While many Americans were rockin’ “around the clock” as President Eisenhower led the nation in its tenth year into the Cold War, a 42-year-old woman in Montgomery, Alabama landed herself in a pivotal moment in history by refusing to give up her seat on a Cleveland Avenue bus on December 1, 1955. Rosa Parks’ refusal to move from her seat for white passengers resulted in her arrest, which sparked the energy behind the 381-day Montgomery Bus Boycott. This boycott ended in 1956 when the U.S. Supreme Court ruled that bus segregation was unconstitutional.
Rosa Parks is world-known for this one bold act, but many trace her activist nature further back, even to her childhood days when she refused to put up with racism and physical abuse.
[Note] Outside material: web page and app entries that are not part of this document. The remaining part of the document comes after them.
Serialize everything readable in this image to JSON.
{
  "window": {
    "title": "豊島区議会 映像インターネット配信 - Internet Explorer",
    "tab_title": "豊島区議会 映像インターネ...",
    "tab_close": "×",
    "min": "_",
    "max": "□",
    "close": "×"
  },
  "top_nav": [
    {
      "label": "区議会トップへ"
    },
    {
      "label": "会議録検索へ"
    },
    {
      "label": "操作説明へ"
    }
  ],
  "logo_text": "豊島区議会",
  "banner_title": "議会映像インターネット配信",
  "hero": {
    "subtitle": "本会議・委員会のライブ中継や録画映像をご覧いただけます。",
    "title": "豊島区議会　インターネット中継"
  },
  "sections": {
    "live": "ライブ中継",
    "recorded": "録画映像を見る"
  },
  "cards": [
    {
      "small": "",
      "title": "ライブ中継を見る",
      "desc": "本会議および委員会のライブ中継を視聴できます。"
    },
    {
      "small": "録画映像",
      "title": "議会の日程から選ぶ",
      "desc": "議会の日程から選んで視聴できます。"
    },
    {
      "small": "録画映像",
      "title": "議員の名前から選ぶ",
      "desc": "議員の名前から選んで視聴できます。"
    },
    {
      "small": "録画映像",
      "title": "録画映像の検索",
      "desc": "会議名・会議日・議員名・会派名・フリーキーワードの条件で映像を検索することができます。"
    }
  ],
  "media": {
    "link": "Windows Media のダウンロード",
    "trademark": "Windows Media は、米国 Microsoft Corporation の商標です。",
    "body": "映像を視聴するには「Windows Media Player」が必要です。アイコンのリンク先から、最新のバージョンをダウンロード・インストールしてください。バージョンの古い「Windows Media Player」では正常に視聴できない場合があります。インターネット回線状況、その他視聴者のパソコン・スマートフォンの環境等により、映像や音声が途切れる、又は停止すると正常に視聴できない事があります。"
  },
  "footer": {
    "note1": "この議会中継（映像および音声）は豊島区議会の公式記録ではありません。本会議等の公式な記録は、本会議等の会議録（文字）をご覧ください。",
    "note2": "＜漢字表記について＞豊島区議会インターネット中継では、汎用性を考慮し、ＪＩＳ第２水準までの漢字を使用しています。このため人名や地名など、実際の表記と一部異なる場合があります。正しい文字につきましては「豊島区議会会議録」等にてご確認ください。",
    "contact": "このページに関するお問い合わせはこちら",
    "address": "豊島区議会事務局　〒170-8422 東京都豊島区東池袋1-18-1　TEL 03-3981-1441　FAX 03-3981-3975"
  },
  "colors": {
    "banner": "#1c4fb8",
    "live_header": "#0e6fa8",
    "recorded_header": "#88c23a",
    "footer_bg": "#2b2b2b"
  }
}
At 19, she was married to a member of the National Association for the Advancement of Colored People (NAACP), and she was a member by 1943. Decades before the #metoo movement, Parks was also involved in pushing for criminal justice in sexual assault cases in the ‘40s, including the abduction and assault of Recy Taylor, an incident that was recently featured in a 2017 film.
As it became increasingly difficult for them to live in the South after her arrest, Parks and her husband eventually moved to Hampton, Virginia, and soon after Detroit, Michigan in 1957. She had a challenging time finding work and routinely received death threats. Even after the move north, she continued to participate in movements that she cared about including fair education, job discrimination and affordable housing. Eventually, U.S Representative John Conyers Jr. hired her as his secretary. She worked with him until she retired in 1988. Alongside her day-job duties, Parks collaborated with the League of Revolutionary Black Voters, the black power movement, organized for freedom of political prisoners, co-founded the Rosa L. Parks Scholarship Foundation and served on the Board of Advocates of Planned Parenthood.
Even after retiring she kept busy and wrote two books, Rosa Parks: My Story and Quiet Strength. Parks died in 2005 and was the first woman and the second black person to lie in honor in the U.S. Capitol Rotunda. In total, she was honored in four services in Alabama, Washington D.C. and Michigan. U.S. flags were flown at half-mast and over 50,000 people attended her viewing.
As a young girl frustratingly navigating Jim Crow laws, it is doubtful that Rosa Parks ever imagined herself as “The Mother of the Freedom Movement.” But through a bit of quiet stubbornness, unwavering persistence and a bit of historical serendipity, she landed herself a leading role in the ongoing civil rights movement.
Happy birthday, Rosa Parks!
(February 4, 1913 – October 24, 2005)